At this point, we were both full. There is zero chance that you’ll go hungry at Iris. But we had entrees coming, so we rallied and chose the scallops with gnocchi and beans (newer to the menu) and the infamous surf ‘n’ turf, which consists of fried oysters stuffed with blue cheese in a New York strip.
Scallops are my go-to dish when I’m eating out, and these had a great sear and bright flavor and the gnocchi was ridiculously good. Beans aren’t my favorite, so I probably wouldn’t order this again, but it was Ace’s favorite thing we had that night, maybe tied with the okra.
The surf ‘n’ turf is what everyone told me to order when I mentioned I was going to Restaurant Iris, and it exceeded the expectations. Take heed: it is a very rich, heavy dish that could probably serve two people. Be sure to craft a bite with a bit of steak, piece of a lightly crispy oyster, and some of the sauce. Get it all on your fork and go for it. That’s good stuff, and tied for the lobster knuckle for my favorite thing we had.
There was no way we could finish, so our sever packed up half our entrees so we could go on to dessert. The signature dessert – bread pudding – is the same that’s served at The Second Line, and was moist and decadent like always. I’m a sucker for dessert drinks, so we had to try the milk punch. It’s vanilla, milky, bourbon goodness. Not for the faint of liver or stomach after all the other rich food, but oh-so-tasty. It could stand on its own as a dessert.
My overall opinion: does Restaurant Iris live up to the hype? Yes, definitely. Is it worth the substantial cost? Yes, definitely, if you care even remotely about good food, service, atmosphere, or ingredients.
Ace and I had several cocktails and a glass of wine, two first-course dishes, two entrees (half of which we took home), a dessert, and one dessert drink to share (I suspect they gave us extra because it was served in separate glasses), and our bill came to $175, which included an appropriate tip.
Much has been said about Restaurant Iris, so I’ll keep my overall thoughts succinct. Chef Kelly English and his talented staff succeed not only because the food is inventive and full of familiar Southern flavors taken to the next level, but also because they don’t skimp on portions, and nothing makes you feel like you should be sitting up straighter or wearing white gloves.
If you’re the kind of person who is annoyed with gouged fine dining prices (especially alcohol), small plates menus, or overly modern atmosphere, but who still wants to enjoy quality cuisine and impeccable service, this is the spot for you. I actually love all those fancy things I mentioned (minus drink prices) but I can’t wait to go back and try the tasting menu at Iris.
Restaurant Iris has several tables inside, and when then weather is nice, a few on the front patio, which is fenced-in and pretty private.
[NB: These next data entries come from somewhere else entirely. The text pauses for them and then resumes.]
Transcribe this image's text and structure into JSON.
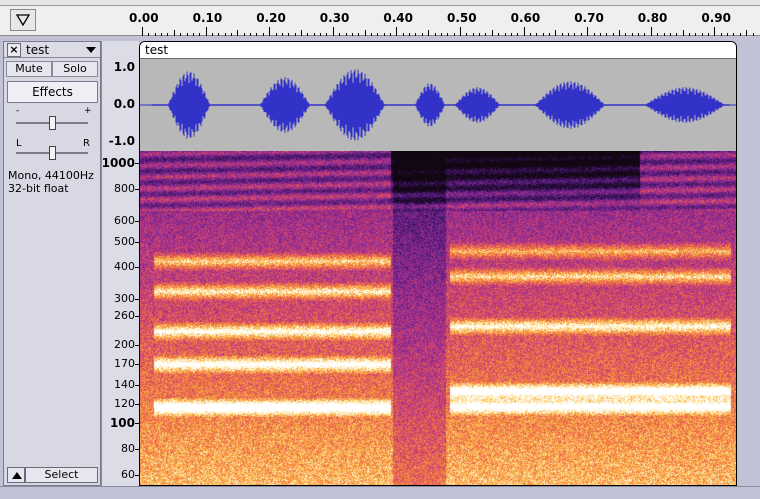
{
  "timeline": {
    "labels": [
      "0.00",
      "0.10",
      "0.20",
      "0.30",
      "0.40",
      "0.50",
      "0.60",
      "0.70",
      "0.80",
      "0.90"
    ]
  },
  "track_panel": {
    "name": "test",
    "mute_label": "Mute",
    "solo_label": "Solo",
    "effects_label": "Effects",
    "gain_minus": "-",
    "gain_plus": "+",
    "pan_left": "L",
    "pan_right": "R",
    "info_line1": "Mono, 44100Hz",
    "info_line2": "32-bit float",
    "select_label": "Select"
  },
  "track": {
    "tab_name": "test"
  },
  "waveform_scale": [
    "1.0",
    "0.0",
    "-1.0"
  ],
  "spectrogram_scale": [
    "1000",
    "800",
    "600",
    "500",
    "400",
    "300",
    "260",
    "200",
    "170",
    "140",
    "120",
    "100",
    "80",
    "60"
  ],
  "colors": {
    "waveform": "#3232c8",
    "wave_bg": "#b8b8b8",
    "spec_low": "#120612",
    "spec_high": "#ffffff"
  }
}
Vegetarians should be OK, but I’d be concerned about vegan, gluten-free, or kid-friendly dining. Call ahead if you have any questions; the staff is very kind and knowledgeable and I have a feeling they will accommodate whatever is possible.
Restaurant Iris is open every day but Sunday from 5 p.m. to 10 p.m. Be sure to call a few weeks in advance for weekday reservations, or perhaps even a month or two in advance for weekends. I may go ahead and make a reservation for my late December birthday this year, just to be sure. In the meantime, you can check out Iris’s casual cousin, The Second Line.
2146 Monroe Avenue
Memphis, Tennessee 38104